This causes a number of issues. Sometimes dates from the API will be strings, but dates created on the client side will be Date objects, meaning that when we access the property, we need to allow for parsing the dates before access. Some argue that using Date objects is dangerous, as they are mutable. They suggest storing everything as strings, which need to be parsed, or as numbers which allows sorting, but still needs expensive conversion before display.

TS Date

ts-date is an immutable date wrapper package. It allows us to store dates as ValidDates in Redux without having to worry about them becoming mutated. It has performance similar to native Date objects, so it it fast to sort or display. It has another benefit of only allowing valid dates to be used, unlike the traditional JavaScript Date object

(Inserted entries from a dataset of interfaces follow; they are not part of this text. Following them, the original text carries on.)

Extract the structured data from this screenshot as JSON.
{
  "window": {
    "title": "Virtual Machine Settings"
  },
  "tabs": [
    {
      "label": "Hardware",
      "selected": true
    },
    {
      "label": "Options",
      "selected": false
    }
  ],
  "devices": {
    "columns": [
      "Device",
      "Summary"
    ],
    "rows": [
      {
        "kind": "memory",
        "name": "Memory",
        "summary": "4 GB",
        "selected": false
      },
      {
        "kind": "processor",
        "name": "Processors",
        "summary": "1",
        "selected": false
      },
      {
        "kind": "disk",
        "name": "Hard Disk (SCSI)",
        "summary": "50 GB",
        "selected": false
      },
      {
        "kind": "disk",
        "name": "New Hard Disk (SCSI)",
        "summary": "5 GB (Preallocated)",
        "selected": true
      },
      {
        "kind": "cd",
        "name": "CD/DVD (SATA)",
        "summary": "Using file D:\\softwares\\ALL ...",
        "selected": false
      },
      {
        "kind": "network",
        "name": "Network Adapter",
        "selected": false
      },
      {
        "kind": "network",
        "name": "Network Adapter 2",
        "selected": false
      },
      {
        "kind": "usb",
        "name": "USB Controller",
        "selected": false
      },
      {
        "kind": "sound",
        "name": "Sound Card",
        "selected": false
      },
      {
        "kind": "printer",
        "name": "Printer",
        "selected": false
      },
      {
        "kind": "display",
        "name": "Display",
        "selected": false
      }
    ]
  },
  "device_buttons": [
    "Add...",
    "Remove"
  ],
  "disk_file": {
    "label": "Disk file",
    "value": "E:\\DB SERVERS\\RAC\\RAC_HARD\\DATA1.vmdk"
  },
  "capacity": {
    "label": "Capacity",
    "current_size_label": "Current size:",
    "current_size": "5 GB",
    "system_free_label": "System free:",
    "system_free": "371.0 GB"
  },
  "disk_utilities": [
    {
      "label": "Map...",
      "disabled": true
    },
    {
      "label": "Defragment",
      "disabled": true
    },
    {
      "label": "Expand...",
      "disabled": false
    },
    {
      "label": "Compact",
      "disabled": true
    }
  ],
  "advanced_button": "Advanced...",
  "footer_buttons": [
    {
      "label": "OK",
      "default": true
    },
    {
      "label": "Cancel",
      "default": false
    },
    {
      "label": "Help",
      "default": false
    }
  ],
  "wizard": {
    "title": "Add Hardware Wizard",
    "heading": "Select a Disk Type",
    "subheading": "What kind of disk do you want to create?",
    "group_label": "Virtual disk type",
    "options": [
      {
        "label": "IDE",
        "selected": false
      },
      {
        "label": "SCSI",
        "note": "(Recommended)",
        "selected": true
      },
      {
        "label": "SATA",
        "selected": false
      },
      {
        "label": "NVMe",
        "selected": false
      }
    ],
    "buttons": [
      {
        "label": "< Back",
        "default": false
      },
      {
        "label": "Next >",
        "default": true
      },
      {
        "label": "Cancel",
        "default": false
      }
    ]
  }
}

TypeScript Model Overrides

I know I want to use ValidDate objects as the container for my dates, I just need need to do the conversion from a string. I prefer to do this immediately after getting the data from the API, something like this just mapping the date fields:

const response = await fetch(`/api/notifications/${eventId}`);
const events = await extract(response);

return events.map(({ created, ...rest }) => ({
    ...rest,
    created: parseIsoOrThrow(created),
}));

This works fine, but I prefer TypeScript, and I want the best coverage I can get. TypeScript has an interesting trick to help with this. Is is possible to override properties of an object, so I can have my application model containing ValidDate, but I can create a new type from it where the date field is a string.

Consider this type:

type Override<T, P> = P & Omit<T, keyof P>;

This will take the type T, remove the properties that exist in P, then add the all the properties of P to it. Usage example:

interface Notification {
    readonly notificationId: number;
    readonly eventId: number;
    readonly message: string;
    readonly created: ValidDate;
}
type ApiNotification = Override<
    Notification,
    { readonly created: string }
>;

This is the cleanest solution I have found so far, it may be possible to improve upon it, ideally I would find a way to restrict is so that the properties in the overriding object must exist in the overridden, but I have found this to be good enough. Now if the Notification object is changed, the change is reflected in the ApiNotification object.

Putting it together:

const response = await fetch(`/api/notifications/${eventId}`);
type ApiNotification = Override<
    Notification,
    { readonly created: string }
>;
const events = await extract<readonly ApiNotification[]>(response);

return events.map(({ created, ...rest }) => ({
    ...rest,
    created: parseIsoOrThrow(created),
}));

This pattern is also good for when you have an model shared with an API, but in the UI you want to allow some field to be optional for instance.